Severe cases may need hospitalization with complete bedrest and traction for 1 or 2 weeks. Narcotic medicine or muscle relaxants may help to reduce pain. Surgical decompression of the spinal cord in the neck may be recommended for severe pain or significant loss of movement, sensation, or function.
Surgical procedures may remove bone and disk tissue that is pressing on the nerves of the spinal cord, or stabilize the neck by fusing the cervical vertebrae.
Outlook (Prognosis) Return to top
Most patients with cervical spondylosis will have some long-term symptoms. However, they respond to non-surgical treatments and do not need surgery.
Possible Complications Return to top
When to Contact a Medical Professional Return to top
Try home treatments, such as the use of a cervical collar (which you can buy at pharmacies) and over-the-counter pain medications.
Call your health care provider if:
Prevention Return to top
Many cases are not preventable. Preventing neck injury (such as by using proper equipment and techniques when playing sports) may reduce your risk.
References Return to top
Feske SK, Cochrane TL. Degenerative and compressive structural disorders. In: Goetz CG. Goetz: Textbook of Clinical Neurology. 3rd ed. Philadelphia, Pa: Saunders Elsevier; 2007: chap 29.

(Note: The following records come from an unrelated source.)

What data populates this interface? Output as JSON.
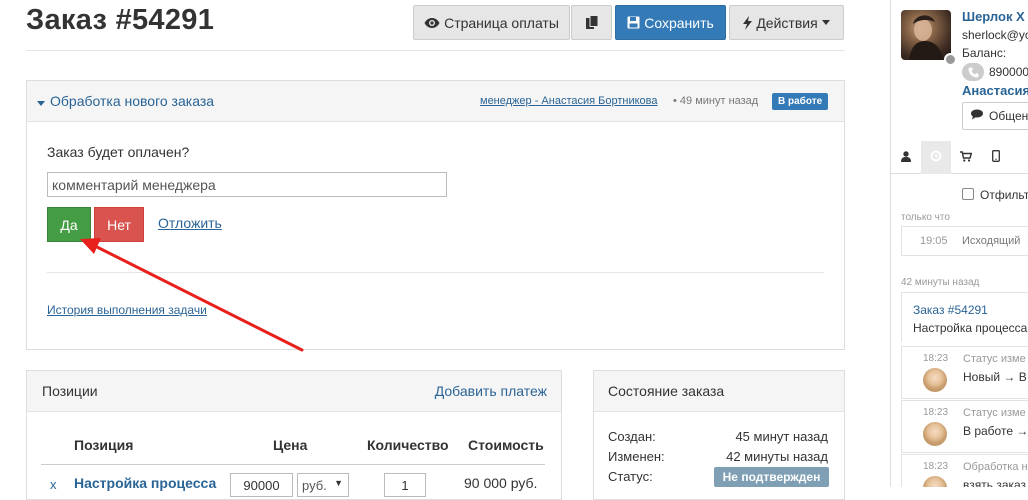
{
  "header": {
    "order_title": "Заказ #54291",
    "payment_page_label": "Страница оплаты",
    "save_label": "Сохранить",
    "actions_label": "Действия"
  },
  "task": {
    "title": "Обработка нового заказа",
    "manager_link": "менеджер - Анастасия Бортникова",
    "time": "• 49 минут назад",
    "status_badge": "В работе",
    "question": "Заказ будет оплачен?",
    "comment_placeholder": "комментарий менеджера",
    "yes_label": "Да",
    "no_label": "Нет",
    "postpone_label": "Отложить",
    "history_link": "История выполнения задачи"
  },
  "positions": {
    "title": "Позиции",
    "add_payment": "Добавить платеж",
    "columns": [
      "Позиция",
      "Цена",
      "Количество",
      "Стоимость"
    ],
    "rows": [
      {
        "remove": "x",
        "name": "Настройка процесса",
        "price": "90000",
        "currency": "руб.",
        "quantity": "1",
        "cost": "90 000 руб."
      }
    ]
  },
  "order_state": {
    "title": "Состояние заказа",
    "created_label": "Создан:",
    "created_value": "45 минут назад",
    "modified_label": "Изменен:",
    "modified_value": "42 минуты назад",
    "status_label": "Статус:",
    "status_value": "Не подтвержден",
    "status_color": "#7f9fb5"
  },
  "customer": {
    "name": "Шерлок Х",
    "email": "sherlock@yo",
    "balance_label": "Баланс:",
    "phone": "8900000",
    "manager": "Анастасия",
    "chat_label": "Общен"
  },
  "sidebar": {
    "tabs": [
      "user-icon",
      "history-icon",
      "cart-icon",
      "mobile-icon"
    ],
    "filter_label": "Отфильтр",
    "group_now": "только что",
    "call_time": "19:05",
    "call_text": "Исходящий",
    "group_42": "42 минуты назад",
    "order_link": "Заказ #54291",
    "order_desc": "Настройка процесса",
    "events": [
      {
        "time": "18:23",
        "title": "Статус изме",
        "text": "Новый → В р"
      },
      {
        "time": "18:23",
        "title": "Статус изме",
        "text": "В работе →"
      },
      {
        "time": "18:23",
        "title": "Обработка н",
        "text": "взять заказ"
      }
    ]
  },
  "colors": {
    "primary": "#337ab7",
    "success": "#449d44",
    "danger": "#d9534f",
    "link": "#2a6496",
    "annotation_arrow": "#e8201c"
  }
}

Polston DW. Cervical radiculopathy. Neurol Clin. 2007;25:373-385.Update Date: 5/5/2008 Updated by: Andrew L. Chen, MD, MS, Orthopedic Surgery and Sports Medicine, The Alpine Clinic, Littleton, NH. Review provided by VeriMed Healthcare Network. Also reviewed by David Zieve, MD, MHA, Medical Director, A.D.A.M., Inc.